When someone is thinking about joining a group, it is normal to have questions or concerns. What am I going to get out of this? Will there be enough time to deal with my own problems in a group setting? What if I don’t like the people in my group?
Joining a group is useful because it provides opportunities to learn with and from other people, to understand one’s own patterns of thought and behavior and those of others, and to perceive how group members react to one another. We live and interact with people every day and often there are things that other people are experiencing or grappling with that can be beneficial to share with others. In group therapy, you learn that perhaps you’re not as different as you think or that you’re not alone. You’ll meet and interact with people, and the whole group learns to work on shared problems -- one of the most beneficial aspects. The more you involve yourself in the group, the more you get out of it.
What kinds of people should participate in group therapy?
Group therapy can benefit many different people, from those having difficulties with interpersonal relationships to those dealing with specific problems such as depression, anxiety, serious medical illness, loss, addictive disorders or behavioral problems. With adolescents, for example, group therapy teaches socialization skills needed to help function in environments outside the home.
Will there be people with similar problems in my group?
The therapist's role is to evaluate each member's problems prior to forming the group. Usually there is a mix of members who can learn from each other. While some members will have similar circumstances, it's not necessary for all to be dealing with exactly the same problem. In fact, people with different strengths and difficulties are often in the best position to help one another.
What kind of commitment do I need to make?
The time commitment depends on the type of group and the nature and extent of your problems. Short-term groups devoted to concrete issues can last anywhere from 6 to 20 weeks. Support therapy groups (for example, those dealing with a medical illness such as cancer) may be more long-term. There are also more open-ended groups in which members work at their own pace and leave when their particular needs or goals have been met. It’s best to talk with your therapist to determine the length of time that’s right for you.

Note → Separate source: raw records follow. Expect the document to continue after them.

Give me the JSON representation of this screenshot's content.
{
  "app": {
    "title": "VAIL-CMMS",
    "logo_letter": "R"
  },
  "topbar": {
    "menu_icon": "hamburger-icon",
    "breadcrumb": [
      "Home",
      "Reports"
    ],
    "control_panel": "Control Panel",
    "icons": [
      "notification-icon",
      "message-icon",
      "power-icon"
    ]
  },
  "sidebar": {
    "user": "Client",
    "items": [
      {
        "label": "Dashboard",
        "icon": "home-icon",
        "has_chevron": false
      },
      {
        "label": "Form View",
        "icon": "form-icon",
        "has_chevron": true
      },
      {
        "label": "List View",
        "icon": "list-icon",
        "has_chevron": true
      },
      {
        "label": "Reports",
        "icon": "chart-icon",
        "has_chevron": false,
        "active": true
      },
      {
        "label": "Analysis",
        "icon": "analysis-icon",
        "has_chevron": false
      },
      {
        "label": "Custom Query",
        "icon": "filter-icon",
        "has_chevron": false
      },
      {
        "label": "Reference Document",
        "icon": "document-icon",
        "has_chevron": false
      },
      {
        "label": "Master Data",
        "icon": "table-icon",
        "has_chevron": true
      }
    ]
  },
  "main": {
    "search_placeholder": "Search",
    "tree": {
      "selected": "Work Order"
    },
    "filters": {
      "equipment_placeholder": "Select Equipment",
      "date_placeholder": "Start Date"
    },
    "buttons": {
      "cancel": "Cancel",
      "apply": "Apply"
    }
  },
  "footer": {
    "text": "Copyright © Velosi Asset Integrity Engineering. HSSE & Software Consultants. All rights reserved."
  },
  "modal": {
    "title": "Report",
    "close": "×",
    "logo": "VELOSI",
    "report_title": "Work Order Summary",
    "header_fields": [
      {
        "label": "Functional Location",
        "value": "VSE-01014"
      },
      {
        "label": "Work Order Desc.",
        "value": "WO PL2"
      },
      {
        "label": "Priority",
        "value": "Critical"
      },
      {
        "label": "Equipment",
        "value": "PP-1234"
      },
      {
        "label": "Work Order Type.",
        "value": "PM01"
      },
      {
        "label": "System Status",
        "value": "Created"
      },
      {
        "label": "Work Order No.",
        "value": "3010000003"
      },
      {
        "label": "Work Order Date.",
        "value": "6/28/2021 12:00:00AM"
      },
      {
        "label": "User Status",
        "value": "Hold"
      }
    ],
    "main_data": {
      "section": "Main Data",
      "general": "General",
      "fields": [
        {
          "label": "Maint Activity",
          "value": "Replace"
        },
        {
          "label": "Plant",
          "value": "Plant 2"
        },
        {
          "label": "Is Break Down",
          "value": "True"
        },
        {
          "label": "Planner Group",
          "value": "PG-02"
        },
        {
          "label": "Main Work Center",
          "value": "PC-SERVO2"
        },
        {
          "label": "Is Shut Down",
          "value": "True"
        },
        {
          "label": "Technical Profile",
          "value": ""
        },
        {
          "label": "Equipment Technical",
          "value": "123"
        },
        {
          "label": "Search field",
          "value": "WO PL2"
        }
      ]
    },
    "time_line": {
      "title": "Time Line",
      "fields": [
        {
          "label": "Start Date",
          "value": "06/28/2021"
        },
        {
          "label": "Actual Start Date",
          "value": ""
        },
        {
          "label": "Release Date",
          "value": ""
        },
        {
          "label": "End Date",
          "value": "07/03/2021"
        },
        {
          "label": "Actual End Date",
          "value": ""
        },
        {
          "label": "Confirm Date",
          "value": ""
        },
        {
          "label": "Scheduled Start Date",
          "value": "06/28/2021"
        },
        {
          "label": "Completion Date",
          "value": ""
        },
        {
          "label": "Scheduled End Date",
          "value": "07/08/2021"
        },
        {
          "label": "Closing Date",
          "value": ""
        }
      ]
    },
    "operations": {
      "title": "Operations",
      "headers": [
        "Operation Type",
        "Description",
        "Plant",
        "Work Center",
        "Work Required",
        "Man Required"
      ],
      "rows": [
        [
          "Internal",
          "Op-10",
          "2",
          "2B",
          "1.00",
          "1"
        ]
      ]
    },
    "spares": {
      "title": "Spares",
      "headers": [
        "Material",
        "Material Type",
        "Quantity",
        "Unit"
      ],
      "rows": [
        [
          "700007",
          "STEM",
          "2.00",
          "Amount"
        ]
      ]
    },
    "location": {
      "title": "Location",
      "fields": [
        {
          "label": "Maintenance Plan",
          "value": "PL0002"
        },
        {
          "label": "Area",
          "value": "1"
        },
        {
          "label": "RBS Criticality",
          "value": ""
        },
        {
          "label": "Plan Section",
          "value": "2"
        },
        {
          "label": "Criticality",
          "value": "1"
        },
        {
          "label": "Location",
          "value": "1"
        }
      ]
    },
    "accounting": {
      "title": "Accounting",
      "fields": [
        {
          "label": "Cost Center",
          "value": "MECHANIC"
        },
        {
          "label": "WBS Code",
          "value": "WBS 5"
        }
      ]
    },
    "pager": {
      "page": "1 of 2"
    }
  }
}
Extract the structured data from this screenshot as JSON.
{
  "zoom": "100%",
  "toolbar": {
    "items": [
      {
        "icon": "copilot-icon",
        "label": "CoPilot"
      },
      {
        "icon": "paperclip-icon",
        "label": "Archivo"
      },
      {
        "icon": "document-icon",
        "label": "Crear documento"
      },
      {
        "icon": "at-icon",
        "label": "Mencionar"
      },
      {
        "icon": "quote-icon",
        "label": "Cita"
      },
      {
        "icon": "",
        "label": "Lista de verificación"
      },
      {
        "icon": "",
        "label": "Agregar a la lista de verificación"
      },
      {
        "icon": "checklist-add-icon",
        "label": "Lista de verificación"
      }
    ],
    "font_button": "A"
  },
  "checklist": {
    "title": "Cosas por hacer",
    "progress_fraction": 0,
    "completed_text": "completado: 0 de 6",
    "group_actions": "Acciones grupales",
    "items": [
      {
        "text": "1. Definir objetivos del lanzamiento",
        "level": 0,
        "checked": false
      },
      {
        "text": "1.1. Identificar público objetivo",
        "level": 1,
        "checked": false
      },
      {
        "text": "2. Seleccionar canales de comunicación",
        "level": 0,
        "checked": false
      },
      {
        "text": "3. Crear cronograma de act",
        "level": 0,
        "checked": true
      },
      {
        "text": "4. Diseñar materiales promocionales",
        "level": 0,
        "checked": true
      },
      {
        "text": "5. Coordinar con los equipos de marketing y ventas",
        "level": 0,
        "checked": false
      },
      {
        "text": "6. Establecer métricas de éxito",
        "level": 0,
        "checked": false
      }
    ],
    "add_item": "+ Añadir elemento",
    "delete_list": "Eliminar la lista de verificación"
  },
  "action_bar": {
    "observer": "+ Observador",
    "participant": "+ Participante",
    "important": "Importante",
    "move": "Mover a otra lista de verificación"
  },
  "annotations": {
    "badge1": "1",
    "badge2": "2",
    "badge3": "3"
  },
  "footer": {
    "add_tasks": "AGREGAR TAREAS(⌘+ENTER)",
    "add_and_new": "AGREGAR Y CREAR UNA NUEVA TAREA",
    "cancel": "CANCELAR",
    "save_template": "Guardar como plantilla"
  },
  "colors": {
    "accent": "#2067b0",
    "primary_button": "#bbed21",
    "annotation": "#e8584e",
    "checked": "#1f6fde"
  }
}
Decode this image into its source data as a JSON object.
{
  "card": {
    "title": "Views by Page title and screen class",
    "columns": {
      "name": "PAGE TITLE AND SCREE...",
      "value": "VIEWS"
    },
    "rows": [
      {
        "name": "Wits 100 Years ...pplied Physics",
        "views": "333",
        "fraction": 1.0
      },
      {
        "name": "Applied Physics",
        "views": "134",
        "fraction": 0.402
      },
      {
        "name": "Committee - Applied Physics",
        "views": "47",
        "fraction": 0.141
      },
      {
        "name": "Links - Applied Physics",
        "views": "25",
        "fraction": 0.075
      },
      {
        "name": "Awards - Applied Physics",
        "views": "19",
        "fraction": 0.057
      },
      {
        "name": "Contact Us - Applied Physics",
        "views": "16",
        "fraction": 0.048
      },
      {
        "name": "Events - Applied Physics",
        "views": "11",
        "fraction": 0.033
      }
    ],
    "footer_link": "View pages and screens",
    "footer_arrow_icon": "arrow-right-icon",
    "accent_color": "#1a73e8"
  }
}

What if I’m uncomfortable discussing my problems in front of others?
It’s not unusual to feel uneasy or embarrassed when first joining a group, but soon you begin to develop feelings of interest and trust. Most clients find that group therapy provides a great deal of relief because it allows them a chance to talk with others who are experiencing similar problems -- in a private, confidential setting. Many people who have experienced group therapy believe that working together with others is helpful and they feel better by participating in this form of therapy.
What does group cost?
The cost varies depending on the type of therapist and perhaps even the geographic area of the country. Typically, group therapy is about half the price of individual therapy.
Is group covered by insurance?
Insurance coverage is similar for both group and individual therapy. In addition, most managed care companies cover group much the same as individual therapy.
How do I find a good group therapist?
It's important to consider the qualifications of a potential therapist. A professional group therapist has received special training in group therapy and meets certain professional standards. That's where the AGPA can help. Its Clinical Members have received special training in group therapy. In addition, the International Board for Certification of Group Psychotherapists (CGP) certifies professionals who have met specific training and educational criteria for group therapy as well as ongoing continuing education requirements. To search AGPA's directory of Certified Group Psychotherapists, click this link.
What do I ask the group therapist?
When talking with therapists, here are four simple questions you may want to ask.